Once the line containing "Output a JSON" is found, return it and every line that follows, up to and including the final line of the material, exactly as written.

┌─ DATA PROVIDED

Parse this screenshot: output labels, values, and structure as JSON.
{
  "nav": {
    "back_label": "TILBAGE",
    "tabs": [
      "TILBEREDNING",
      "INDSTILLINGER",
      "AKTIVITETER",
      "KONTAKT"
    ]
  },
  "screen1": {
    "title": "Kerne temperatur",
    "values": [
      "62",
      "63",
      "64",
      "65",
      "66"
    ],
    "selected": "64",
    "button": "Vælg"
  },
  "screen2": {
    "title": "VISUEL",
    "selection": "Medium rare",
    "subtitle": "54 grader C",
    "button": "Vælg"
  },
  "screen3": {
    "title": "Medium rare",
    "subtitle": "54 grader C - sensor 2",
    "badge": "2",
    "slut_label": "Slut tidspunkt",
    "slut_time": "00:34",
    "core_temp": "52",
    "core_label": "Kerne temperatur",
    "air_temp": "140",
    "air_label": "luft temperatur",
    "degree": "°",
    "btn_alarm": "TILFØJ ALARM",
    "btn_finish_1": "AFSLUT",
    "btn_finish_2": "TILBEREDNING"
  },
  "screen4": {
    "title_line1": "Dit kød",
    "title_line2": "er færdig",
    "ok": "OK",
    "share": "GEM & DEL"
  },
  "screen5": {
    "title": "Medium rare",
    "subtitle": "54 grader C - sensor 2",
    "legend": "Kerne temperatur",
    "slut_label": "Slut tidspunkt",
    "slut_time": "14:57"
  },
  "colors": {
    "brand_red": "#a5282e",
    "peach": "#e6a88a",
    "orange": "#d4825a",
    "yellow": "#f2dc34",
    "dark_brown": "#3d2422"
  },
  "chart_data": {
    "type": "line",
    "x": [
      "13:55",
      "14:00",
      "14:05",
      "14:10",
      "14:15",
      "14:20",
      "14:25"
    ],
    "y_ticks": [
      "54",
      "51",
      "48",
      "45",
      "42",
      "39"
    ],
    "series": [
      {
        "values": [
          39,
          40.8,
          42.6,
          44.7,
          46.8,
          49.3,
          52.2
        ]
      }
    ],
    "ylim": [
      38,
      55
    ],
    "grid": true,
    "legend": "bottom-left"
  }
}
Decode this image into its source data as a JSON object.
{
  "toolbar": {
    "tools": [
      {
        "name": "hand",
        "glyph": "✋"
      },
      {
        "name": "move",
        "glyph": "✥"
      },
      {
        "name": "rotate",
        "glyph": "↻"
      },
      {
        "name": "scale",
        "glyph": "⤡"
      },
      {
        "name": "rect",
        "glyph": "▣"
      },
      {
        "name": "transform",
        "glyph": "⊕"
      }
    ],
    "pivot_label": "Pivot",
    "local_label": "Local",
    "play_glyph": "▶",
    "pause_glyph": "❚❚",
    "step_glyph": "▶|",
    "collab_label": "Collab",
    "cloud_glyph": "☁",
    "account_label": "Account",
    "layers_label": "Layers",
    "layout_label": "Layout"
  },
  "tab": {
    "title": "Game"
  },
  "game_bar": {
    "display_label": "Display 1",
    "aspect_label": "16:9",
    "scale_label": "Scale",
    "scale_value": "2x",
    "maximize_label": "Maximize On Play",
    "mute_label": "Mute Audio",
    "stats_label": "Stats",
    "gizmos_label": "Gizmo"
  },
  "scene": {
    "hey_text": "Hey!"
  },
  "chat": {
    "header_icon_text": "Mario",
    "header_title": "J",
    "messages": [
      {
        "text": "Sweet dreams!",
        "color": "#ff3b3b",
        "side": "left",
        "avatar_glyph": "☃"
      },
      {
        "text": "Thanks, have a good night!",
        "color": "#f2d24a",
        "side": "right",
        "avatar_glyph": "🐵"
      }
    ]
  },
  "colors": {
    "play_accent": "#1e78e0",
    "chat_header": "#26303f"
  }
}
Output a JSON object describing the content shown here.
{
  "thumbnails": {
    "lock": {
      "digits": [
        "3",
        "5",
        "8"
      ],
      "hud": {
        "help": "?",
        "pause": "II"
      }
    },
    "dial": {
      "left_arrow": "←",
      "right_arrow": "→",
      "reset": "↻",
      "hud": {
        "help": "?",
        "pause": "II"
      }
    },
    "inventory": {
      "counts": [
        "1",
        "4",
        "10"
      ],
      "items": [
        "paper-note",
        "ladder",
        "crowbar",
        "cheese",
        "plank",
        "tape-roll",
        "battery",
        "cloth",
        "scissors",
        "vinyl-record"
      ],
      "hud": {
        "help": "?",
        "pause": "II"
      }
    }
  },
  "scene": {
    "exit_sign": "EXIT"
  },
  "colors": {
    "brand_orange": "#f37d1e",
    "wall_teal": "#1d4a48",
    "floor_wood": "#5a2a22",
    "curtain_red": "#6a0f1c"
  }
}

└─

## REPLY
Output a JSON object describing the content shown here.
{
  "thumbnails": {
    "lock": {
      "digits": [
        "3",
        "5",
        "8"
      ],
      "hud": {
        "help": "?",
        "pause": "II"
      }
    },
    "dial": {
      "left_arrow": "←",
      "right_arrow": "→",
      "reset": "↻",
      "hud": {
        "help": "?",
        "pause": "II"
      }
    },
    "inventory": {
      "counts": [
        "1",
        "4",
        "10"
      ],
      "items": [
        "paper-note",
        "ladder",
        "crowbar",
        "cheese",
        "plank",
        "tape-roll",
        "battery",
        "cloth",
        "scissors",
        "vinyl-record"
      ],
      "hud": {
        "help": "?",
        "pause": "II"
      }
    }
  },
  "scene": {
    "exit_sign": "EXIT"
  },
  "colors": {
    "brand_orange": "#f37d1e",
    "wall_teal": "#1d4a48",
    "floor_wood": "#5a2a22",
    "curtain_red": "#6a0f1c"
  }
}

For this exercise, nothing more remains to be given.